For those who are on a death watch for GM and Ford, the words of CNBC's and Street.com's Jim Cramer are the kind of affirmation they've been looking for.
Yesterday, Cramer's column on Street.com addressed the increasingly dire situation for the two automakers. In one paragraph about the stunning drop in sales, Cramer wrote, "We marvel that this can be happening but the falloff in sales is so pathological that I don't see how these two just don't run out of money. "
Sounds like an obit to me.
While Cramer may know stocks, I think he's crocked on this one. Yes, I agree with him that GM's dividend is likely to disappear soon as the company moves to save cash. But, on the larger suggestion that GM and Ford will run out of cash, I don't buy it. The two automakers not only have ample cash for the remainder of '08 and the first half of '09, they haven't tapped into all the options available to them.
Would it be good for these guys to become even more leveraged? Not really. But given the choice of borrowing or going bust, I'll take borrowing any day. Yes, Ford is already on the hook for massive loans CEO Alan Mulally lined up to fund his turnaround plan. And Yes, GM has already sold many of its most valuable assets like 51 % of GMAC. That said, these two automakers are not completely out of options.
There's also the question of where sales stabilize and how quickly GM and Ford can shift production to more fuel efficient cars and crossover utility vehicles. While both are moving as fast as possible, it will still take several months for the big conversion to take place. Still, I believe these automakers have the production here and abroad to help with them at least limp through the next 6-12 months with the small cars that are selling.

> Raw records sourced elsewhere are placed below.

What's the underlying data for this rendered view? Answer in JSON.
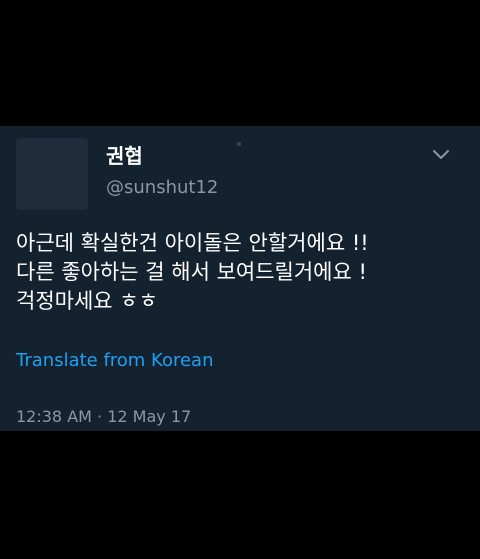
{
  "tweet": {
    "display_name": "권협",
    "handle": "@sunshut12",
    "text": "아근데 확실한건 아이돌은 안할거에요 !!\n다른 좋아하는 걸 해서 보여드릴거에요 !\n걱정마세요 ㅎㅎ",
    "translate_label": "Translate from Korean",
    "timestamp": "12:38 AM · 12 May 17"
  },
  "icons": {
    "menu": "chevron-down-icon"
  },
  "colors": {
    "page_background": "#000000",
    "card_background": "#14212f",
    "primary_text": "#ffffff",
    "secondary_text": "#8899a6",
    "link": "#1da1f2"
  }
}
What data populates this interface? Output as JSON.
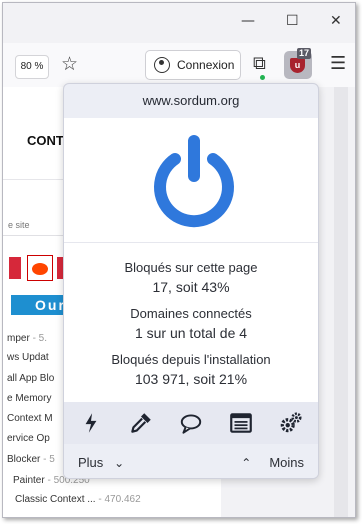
{
  "window": {
    "minimize_glyph": "—",
    "maximize_glyph": "☐",
    "close_glyph": "✕"
  },
  "toolbar": {
    "zoom_level": "80 %",
    "bookmark_icon": "star-icon",
    "sign_in_label": "Connexion",
    "extensions_icon": "puzzle-icon",
    "ublock_badge_count": "17",
    "menu_icon": "hamburger-menu-icon"
  },
  "webpage": {
    "heading_partial": "CONT",
    "search_hint_partial": "e site",
    "banner_partial": "Our",
    "list_items": [
      {
        "text": "mper",
        "meta": " - 5."
      },
      {
        "text": "ws Updat",
        "meta": ""
      },
      {
        "text": "all App Blo",
        "meta": ""
      },
      {
        "text": "e Memory",
        "meta": ""
      },
      {
        "text": "Context M",
        "meta": ""
      },
      {
        "text": "ervice Op",
        "meta": ""
      },
      {
        "text": "Blocker",
        "meta": " - 5"
      },
      {
        "text": "Painter",
        "meta": " - 500.250"
      },
      {
        "text": "Classic Context ...",
        "meta": " - 470.462"
      }
    ]
  },
  "popup": {
    "hostname": "www.sordum.org",
    "power_state": "on",
    "power_color": "#2f78dc",
    "stats": [
      {
        "label": "Bloqués sur cette page",
        "value": "17, soit 43%"
      },
      {
        "label": "Domaines connectés",
        "value": "1 sur un total de 4"
      },
      {
        "label": "Bloqués depuis l'installation",
        "value": "103 971, soit 21%"
      }
    ],
    "tools": [
      "lightning-icon",
      "eyedropper-icon",
      "chat-bubble-icon",
      "logger-list-icon",
      "settings-gears-icon"
    ],
    "more_label": "Plus",
    "less_label": "Moins"
  }
}
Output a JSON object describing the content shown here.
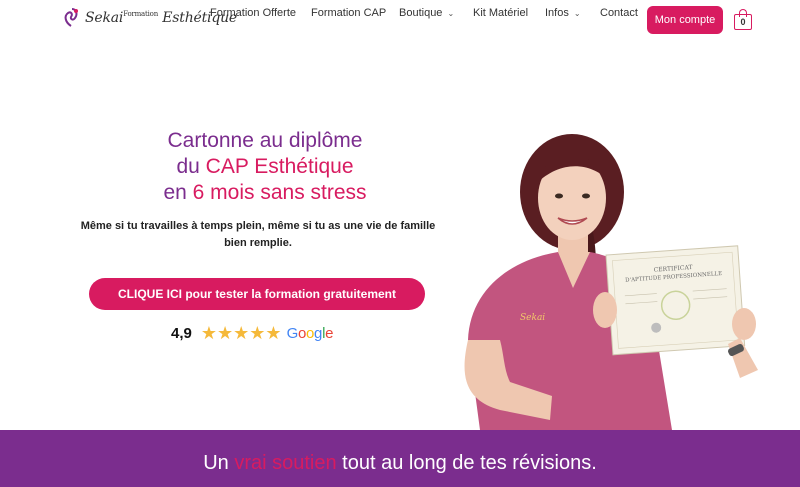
{
  "header": {
    "logo": {
      "name": "Sekai",
      "sup": "Formation",
      "script": "Esthétique"
    },
    "nav": [
      {
        "label": "Formation Offerte",
        "chevron": false
      },
      {
        "label": "Formation CAP",
        "chevron": false
      },
      {
        "label": "Boutique",
        "chevron": true
      },
      {
        "label": "Kit Matériel",
        "chevron": false
      },
      {
        "label": "Infos",
        "chevron": true
      },
      {
        "label": "Contact",
        "chevron": false
      }
    ],
    "account_label": "Mon compte",
    "cart_count": "0"
  },
  "hero": {
    "title_line1": "Cartonne au diplôme",
    "title_line2_pre": "du ",
    "title_line2_hl": "CAP Esthétique",
    "title_line3_pre": "en ",
    "title_line3_hl": "6 mois sans stress",
    "subtitle": "Même si tu travailles à temps plein, même si tu as une vie de famille bien remplie.",
    "cta_label": "CLIQUE ICI pour tester la formation gratuitement",
    "rating_value": "4,9",
    "rating_stars": 5,
    "google_label": "Google"
  },
  "photo": {
    "certificate_line1": "CERTIFICAT",
    "certificate_line2": "D'APTITUDE PROFESSIONNELLE",
    "uniform_name": "Sekai"
  },
  "banner": {
    "pre": "Un ",
    "highlight": "vrai soutien",
    "post": " tout au long de tes révisions."
  },
  "colors": {
    "brand_pink": "#d81b60",
    "brand_purple": "#7b2d8e",
    "star": "#f5b93a"
  },
  "icons": [
    "chevron-down-icon",
    "cart-icon",
    "star-icon",
    "logo-mark-icon"
  ]
}
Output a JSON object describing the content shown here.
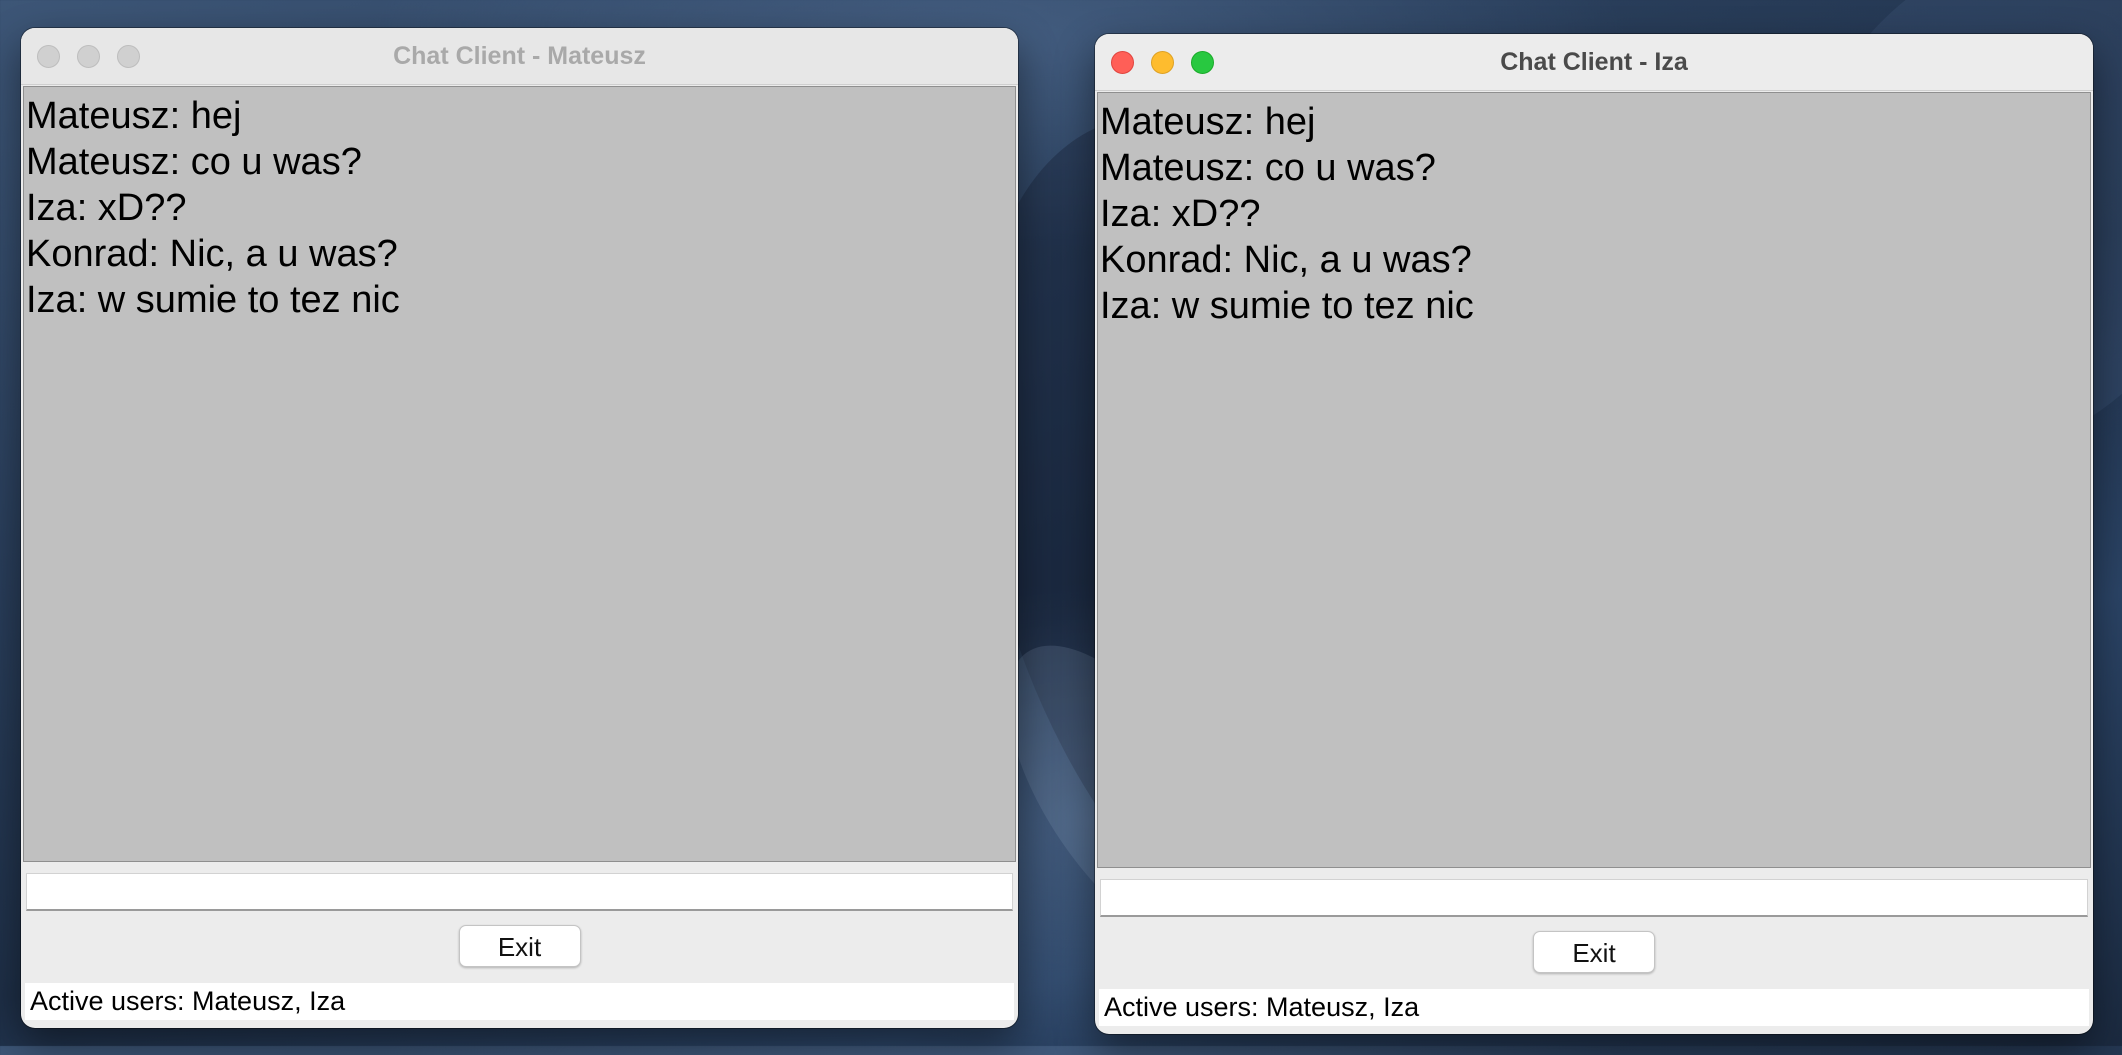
{
  "windows": [
    {
      "title": "Chat Client - Mateusz",
      "messages": [
        "Mateusz: hej",
        "Mateusz: co u was?",
        "Iza: xD??",
        "Konrad: Nic, a u was?",
        "Iza: w sumie to tez nic"
      ],
      "input_value": "",
      "exit_label": "Exit",
      "status": "Active users: Mateusz, Iza"
    },
    {
      "title": "Chat Client - Iza",
      "messages": [
        "Mateusz: hej",
        "Mateusz: co u was?",
        "Iza: xD??",
        "Konrad: Nic, a u was?",
        "Iza: w sumie to tez nic"
      ],
      "input_value": "",
      "exit_label": "Exit",
      "status": "Active users: Mateusz, Iza"
    }
  ]
}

So, if you buy what I'm saying and not Cramer's take, the question is where shares of GM and F bottom out? Is it possible we see Ford drop below $5 and GM skirt closer to $10?
At what point to they become a screaming buy for those betting on a rebound for these automakers? Tough questions for investors and the automakers to answer in the. Midst of the biggest crisis to hit these companies in decades.
Questions? Comments? BehindTheWheel@cnbc.com